I watched a lone player shooting baskets on a playground, and tried to come up with a way to make such a mundane activity visually interesting. The setting sun in my eyes gave me the idea to create a silhouette of the player laying the ball into the basket. As the sun set, it minimized the light on the playground and my basketball player, but still maintained a bright sky, so I lay on the ground under the basket and used the sky as my background. A silhouette requires a background approximately four times (two f-stops) brighter than the foreground. To make this a great picture, I needed the player’s arms and legs to be fully extended, creating a silhouette that clearly outlined all the key body parts (head, torso, two legs, two arms, etc.). It was challenging for me to fit him, the ball, and the basket into the frame, but he had the toughest job, for he had to simultaneously: 1) soar toward the basket holding the ball in one hand, 2) extend his arms and legs away from his torso to clearly display an outline of his body parts and 3) avoid stepping on me. He did about between 50 and 60 lay-ups while I lay on the ground under him and the basket, shooting up at the sky. As he got tired, he had to concentrate a little extra to avoid landing on me after laying the ball in. For dramatic effect, I used high contrast to make his image extra black, and added a black border.

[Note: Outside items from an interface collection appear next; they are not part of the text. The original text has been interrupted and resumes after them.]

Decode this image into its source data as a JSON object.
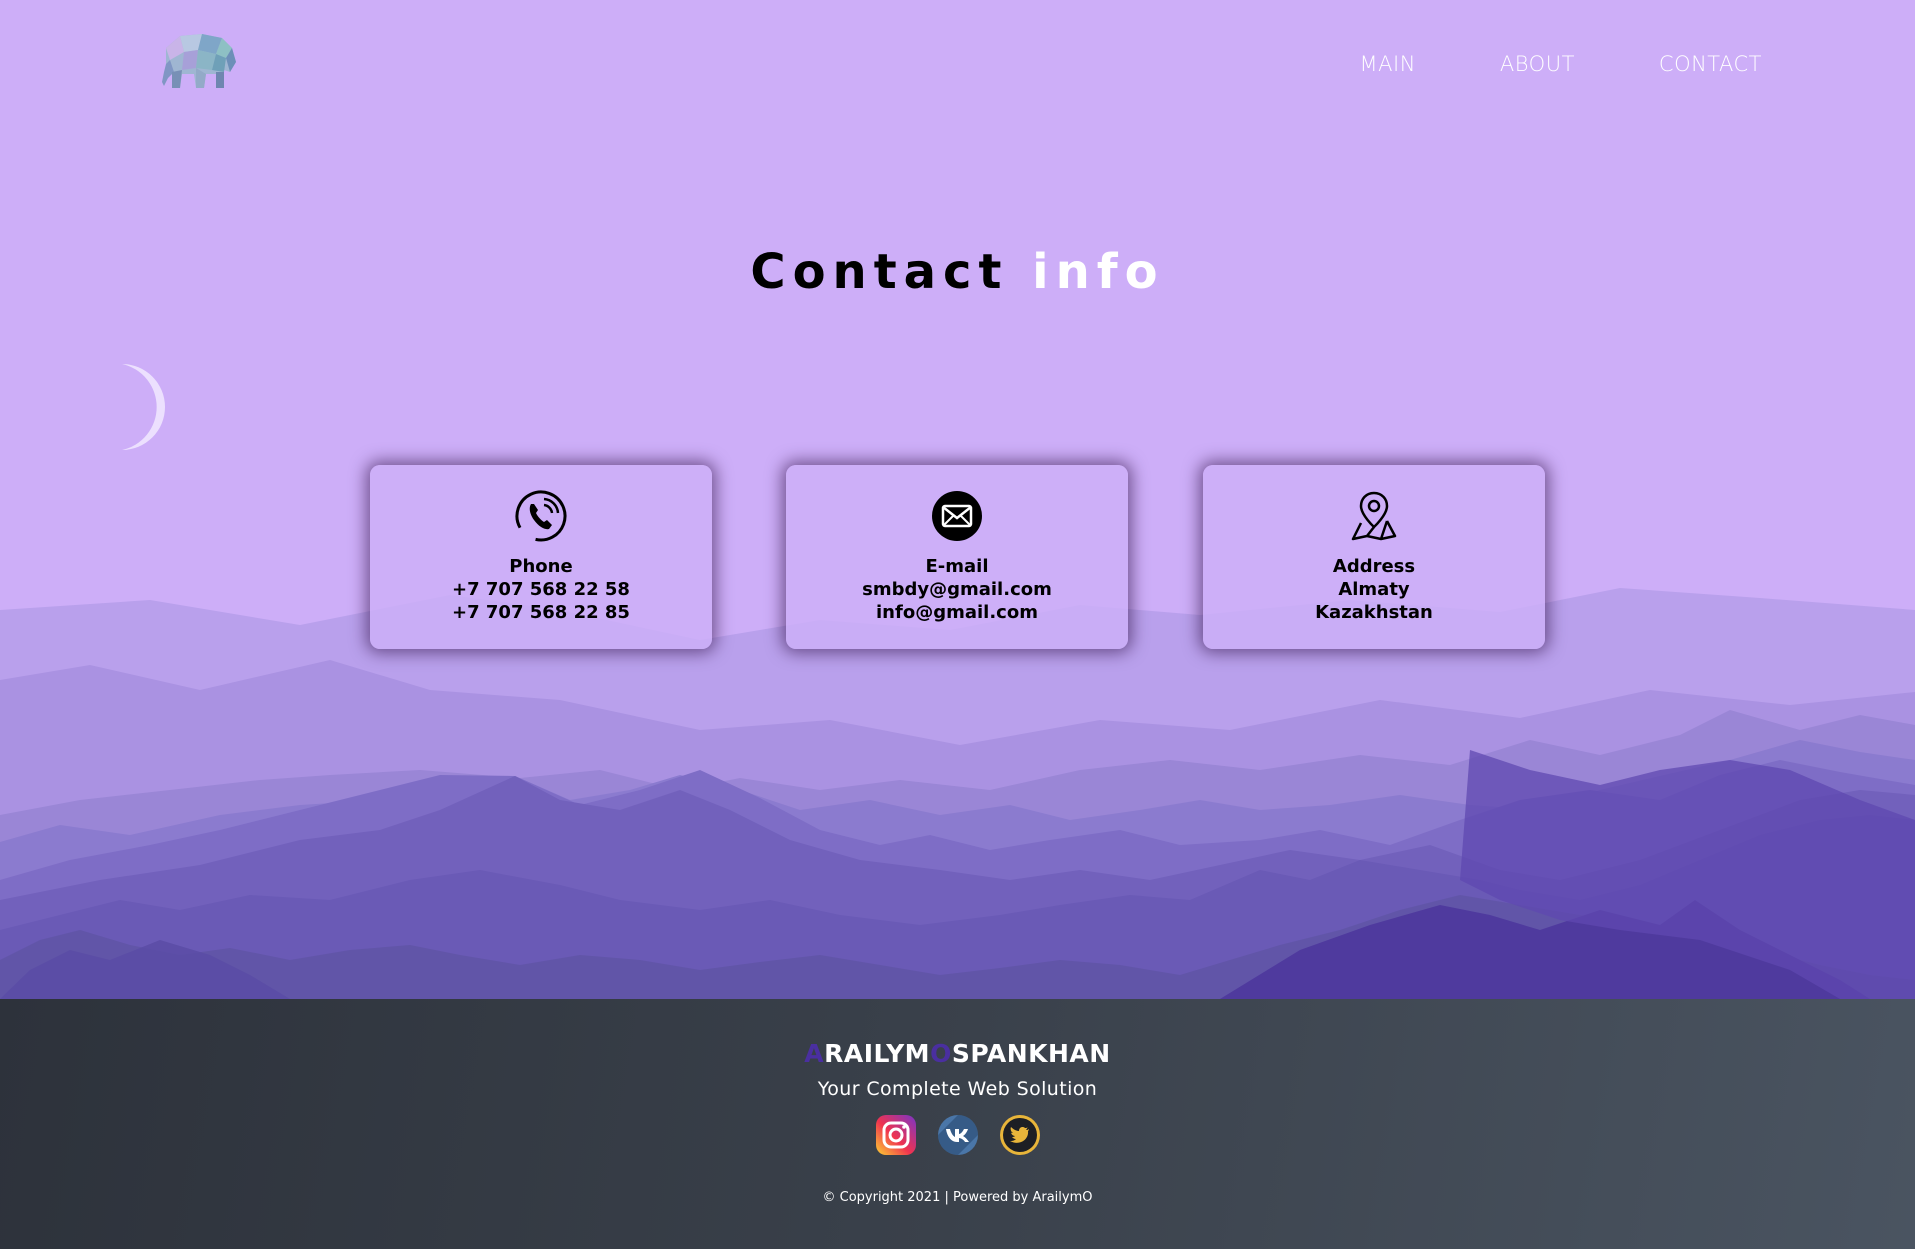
{
  "nav": {
    "items": [
      {
        "label": "MAIN"
      },
      {
        "label": "ABOUT"
      },
      {
        "label": "CONTACT"
      }
    ]
  },
  "hero": {
    "title_part1": "Contact",
    "title_part2": "info"
  },
  "cards": [
    {
      "icon": "phone-icon",
      "heading": "Phone",
      "lines": [
        "+7 707 568 22 58",
        "+7 707 568 22 85"
      ]
    },
    {
      "icon": "email-icon",
      "heading": "E-mail",
      "lines": [
        "smbdy@gmail.com",
        "info@gmail.com"
      ]
    },
    {
      "icon": "map-pin-icon",
      "heading": "Address",
      "lines": [
        "Almaty",
        "Kazakhstan"
      ]
    }
  ],
  "footer": {
    "brand_first_initial": "A",
    "brand_first_rest": "RAILYM",
    "brand_last_initial": "O",
    "brand_last_rest": "SPANKHAN",
    "tagline": "Your Complete Web Solution",
    "socials": [
      "instagram-icon",
      "vk-icon",
      "twitter-icon"
    ],
    "copyright": "© Copyright 2021 | Powered by ArailymO"
  },
  "colors": {
    "sky": "#cdaef8",
    "footer_bg": "#343a43",
    "brand_accent": "#4a2fa0"
  }
}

1) A silhouette can make an ordinary activity far more dramatic.
2) Successful silhouettes require that the background have about four times (or two f-stops) more light on it than the subject in the foreground.
3) The subject’s shape and form must be distinctly defined to create a strong silhouette picture.